__WORK ORDER__
Write out each line of the material again, word for word.
++++ EXERCISE DATA
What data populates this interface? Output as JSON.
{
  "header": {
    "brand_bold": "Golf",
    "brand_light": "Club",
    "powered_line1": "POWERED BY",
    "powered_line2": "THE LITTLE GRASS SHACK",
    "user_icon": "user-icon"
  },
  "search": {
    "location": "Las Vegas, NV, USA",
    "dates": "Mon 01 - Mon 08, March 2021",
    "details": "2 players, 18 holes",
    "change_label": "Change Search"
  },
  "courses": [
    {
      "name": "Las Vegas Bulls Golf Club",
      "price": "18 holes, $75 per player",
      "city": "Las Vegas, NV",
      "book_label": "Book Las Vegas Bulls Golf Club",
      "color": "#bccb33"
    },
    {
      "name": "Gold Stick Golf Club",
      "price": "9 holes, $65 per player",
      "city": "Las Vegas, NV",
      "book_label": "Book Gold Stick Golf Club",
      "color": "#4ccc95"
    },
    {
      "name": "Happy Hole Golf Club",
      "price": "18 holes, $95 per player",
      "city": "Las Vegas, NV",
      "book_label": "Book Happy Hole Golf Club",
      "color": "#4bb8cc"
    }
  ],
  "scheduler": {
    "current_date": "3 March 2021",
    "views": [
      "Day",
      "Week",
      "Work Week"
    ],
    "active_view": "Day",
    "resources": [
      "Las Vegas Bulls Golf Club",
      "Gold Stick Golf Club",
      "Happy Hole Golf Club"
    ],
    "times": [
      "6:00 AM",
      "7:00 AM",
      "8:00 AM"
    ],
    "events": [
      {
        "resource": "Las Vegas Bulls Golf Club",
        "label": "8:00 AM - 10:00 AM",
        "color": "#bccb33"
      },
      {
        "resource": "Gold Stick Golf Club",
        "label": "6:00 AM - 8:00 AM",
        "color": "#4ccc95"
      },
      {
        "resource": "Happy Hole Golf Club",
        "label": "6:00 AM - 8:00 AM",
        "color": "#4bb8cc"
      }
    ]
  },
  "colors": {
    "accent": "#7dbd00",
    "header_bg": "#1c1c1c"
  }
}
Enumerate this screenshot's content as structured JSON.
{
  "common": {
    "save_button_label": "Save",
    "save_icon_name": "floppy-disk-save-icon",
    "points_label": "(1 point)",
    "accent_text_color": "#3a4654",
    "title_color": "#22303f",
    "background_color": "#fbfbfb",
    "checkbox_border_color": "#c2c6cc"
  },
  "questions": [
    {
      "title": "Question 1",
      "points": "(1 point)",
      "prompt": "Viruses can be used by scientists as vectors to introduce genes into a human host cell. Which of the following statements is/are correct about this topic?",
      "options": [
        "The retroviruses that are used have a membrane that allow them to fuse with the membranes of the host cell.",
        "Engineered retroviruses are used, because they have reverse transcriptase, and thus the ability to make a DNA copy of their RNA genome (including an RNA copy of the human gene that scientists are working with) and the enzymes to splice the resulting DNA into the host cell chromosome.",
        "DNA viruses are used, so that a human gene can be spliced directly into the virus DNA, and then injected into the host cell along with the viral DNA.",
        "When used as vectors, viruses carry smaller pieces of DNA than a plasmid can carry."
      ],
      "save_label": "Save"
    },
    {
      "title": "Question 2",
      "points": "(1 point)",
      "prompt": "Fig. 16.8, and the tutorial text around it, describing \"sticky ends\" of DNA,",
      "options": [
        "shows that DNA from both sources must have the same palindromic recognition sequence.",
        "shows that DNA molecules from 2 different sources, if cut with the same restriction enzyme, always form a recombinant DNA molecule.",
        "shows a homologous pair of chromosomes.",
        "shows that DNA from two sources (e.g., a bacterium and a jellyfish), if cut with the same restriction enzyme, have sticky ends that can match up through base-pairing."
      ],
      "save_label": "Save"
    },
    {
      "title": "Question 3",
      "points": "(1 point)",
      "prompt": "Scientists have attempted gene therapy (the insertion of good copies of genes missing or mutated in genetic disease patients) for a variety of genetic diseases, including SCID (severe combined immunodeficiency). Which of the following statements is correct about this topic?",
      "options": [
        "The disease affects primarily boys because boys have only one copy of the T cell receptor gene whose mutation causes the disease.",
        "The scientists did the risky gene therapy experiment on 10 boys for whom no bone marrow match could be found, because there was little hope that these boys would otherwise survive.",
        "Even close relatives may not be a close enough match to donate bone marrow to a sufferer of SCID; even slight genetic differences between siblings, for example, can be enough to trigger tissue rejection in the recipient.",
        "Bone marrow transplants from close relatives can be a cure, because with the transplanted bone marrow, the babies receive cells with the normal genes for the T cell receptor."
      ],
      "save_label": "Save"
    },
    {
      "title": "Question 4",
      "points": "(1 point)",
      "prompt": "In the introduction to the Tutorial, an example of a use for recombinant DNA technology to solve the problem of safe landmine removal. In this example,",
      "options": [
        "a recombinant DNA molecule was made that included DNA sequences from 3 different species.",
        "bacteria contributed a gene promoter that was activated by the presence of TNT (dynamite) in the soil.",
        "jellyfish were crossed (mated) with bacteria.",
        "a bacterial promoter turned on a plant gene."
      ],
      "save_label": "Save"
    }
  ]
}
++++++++
__ANSWER TO THIS TASK__
What data populates this interface? Output as JSON.
{
  "header": {
    "brand_bold": "Golf",
    "brand_light": "Club",
    "powered_line1": "POWERED BY",
    "powered_line2": "THE LITTLE GRASS SHACK",
    "user_icon": "user-icon"
  },
  "search": {
    "location": "Las Vegas, NV, USA",
    "dates": "Mon 01 - Mon 08, March 2021",
    "details": "2 players, 18 holes",
    "change_label": "Change Search"
  },
  "courses": [
    {
      "name": "Las Vegas Bulls Golf Club",
      "price": "18 holes, $75 per player",
      "city": "Las Vegas, NV",
      "book_label": "Book Las Vegas Bulls Golf Club",
      "color": "#bccb33"
    },
    {
      "name": "Gold Stick Golf Club",
      "price": "9 holes, $65 per player",
      "city": "Las Vegas, NV",
      "book_label": "Book Gold Stick Golf Club",
      "color": "#4ccc95"
    },
    {
      "name": "Happy Hole Golf Club",
      "price": "18 holes, $95 per player",
      "city": "Las Vegas, NV",
      "book_label": "Book Happy Hole Golf Club",
      "color": "#4bb8cc"
    }
  ],
  "scheduler": {
    "current_date": "3 March 2021",
    "views": [
      "Day",
      "Week",
      "Work Week"
    ],
    "active_view": "Day",
    "resources": [
      "Las Vegas Bulls Golf Club",
      "Gold Stick Golf Club",
      "Happy Hole Golf Club"
    ],
    "times": [
      "6:00 AM",
      "7:00 AM",
      "8:00 AM"
    ],
    "events": [
      {
        "resource": "Las Vegas Bulls Golf Club",
        "label": "8:00 AM - 10:00 AM",
        "color": "#bccb33"
      },
      {
        "resource": "Gold Stick Golf Club",
        "label": "6:00 AM - 8:00 AM",
        "color": "#4ccc95"
      },
      {
        "resource": "Happy Hole Golf Club",
        "label": "6:00 AM - 8:00 AM",
        "color": "#4bb8cc"
      }
    ]
  },
  "colors": {
    "accent": "#7dbd00",
    "header_bg": "#1c1c1c"
  }
}
Enumerate this screenshot's content as structured JSON.
{
  "common": {
    "save_button_label": "Save",
    "save_icon_name": "floppy-disk-save-icon",
    "points_label": "(1 point)",
    "accent_text_color": "#3a4654",
    "title_color": "#22303f",
    "background_color": "#fbfbfb",
    "checkbox_border_color": "#c2c6cc"
  },
  "questions": [
    {
      "title": "Question 1",
      "points": "(1 point)",
      "prompt": "Viruses can be used by scientists as vectors to introduce genes into a human host cell. Which of the following statements is/are correct about this topic?",
      "options": [
        "The retroviruses that are used have a membrane that allow them to fuse with the membranes of the host cell.",
        "Engineered retroviruses are used, because they have reverse transcriptase, and thus the ability to make a DNA copy of their RNA genome (including an RNA copy of the human gene that scientists are working with) and the enzymes to splice the resulting DNA into the host cell chromosome.",
        "DNA viruses are used, so that a human gene can be spliced directly into the virus DNA, and then injected into the host cell along with the viral DNA.",
        "When used as vectors, viruses carry smaller pieces of DNA than a plasmid can carry."
      ],
      "save_label": "Save"
    },
    {
      "title": "Question 2",
      "points": "(1 point)",
      "prompt": "Fig. 16.8, and the tutorial text around it, describing \"sticky ends\" of DNA,",
      "options": [
        "shows that DNA from both sources must have the same palindromic recognition sequence.",
        "shows that DNA molecules from 2 different sources, if cut with the same restriction enzyme, always form a recombinant DNA molecule.",
        "shows a homologous pair of chromosomes.",
        "shows that DNA from two sources (e.g., a bacterium and a jellyfish), if cut with the same restriction enzyme, have sticky ends that can match up through base-pairing."
      ],
      "save_label": "Save"
    },
    {
      "title": "Question 3",
      "points": "(1 point)",
      "prompt": "Scientists have attempted gene therapy (the insertion of good copies of genes missing or mutated in genetic disease patients) for a variety of genetic diseases, including SCID (severe combined immunodeficiency). Which of the following statements is correct about this topic?",
      "options": [
        "The disease affects primarily boys because boys have only one copy of the T cell receptor gene whose mutation causes the disease.",
        "The scientists did the risky gene therapy experiment on 10 boys for whom no bone marrow match could be found, because there was little hope that these boys would otherwise survive.",
        "Even close relatives may not be a close enough match to donate bone marrow to a sufferer of SCID; even slight genetic differences between siblings, for example, can be enough to trigger tissue rejection in the recipient.",
        "Bone marrow transplants from close relatives can be a cure, because with the transplanted bone marrow, the babies receive cells with the normal genes for the T cell receptor."
      ],
      "save_label": "Save"
    },
    {
      "title": "Question 4",
      "points": "(1 point)",
      "prompt": "In the introduction to the Tutorial, an example of a use for recombinant DNA technology to solve the problem of safe landmine removal. In this example,",
      "options": [
        "a recombinant DNA molecule was made that included DNA sequences from 3 different species.",
        "bacteria contributed a gene promoter that was activated by the presence of TNT (dynamite) in the soil.",
        "jellyfish were crossed (mated) with bacteria.",
        "a bacterial promoter turned on a plant gene."
      ],
      "save_label": "Save"
    }
  ]
}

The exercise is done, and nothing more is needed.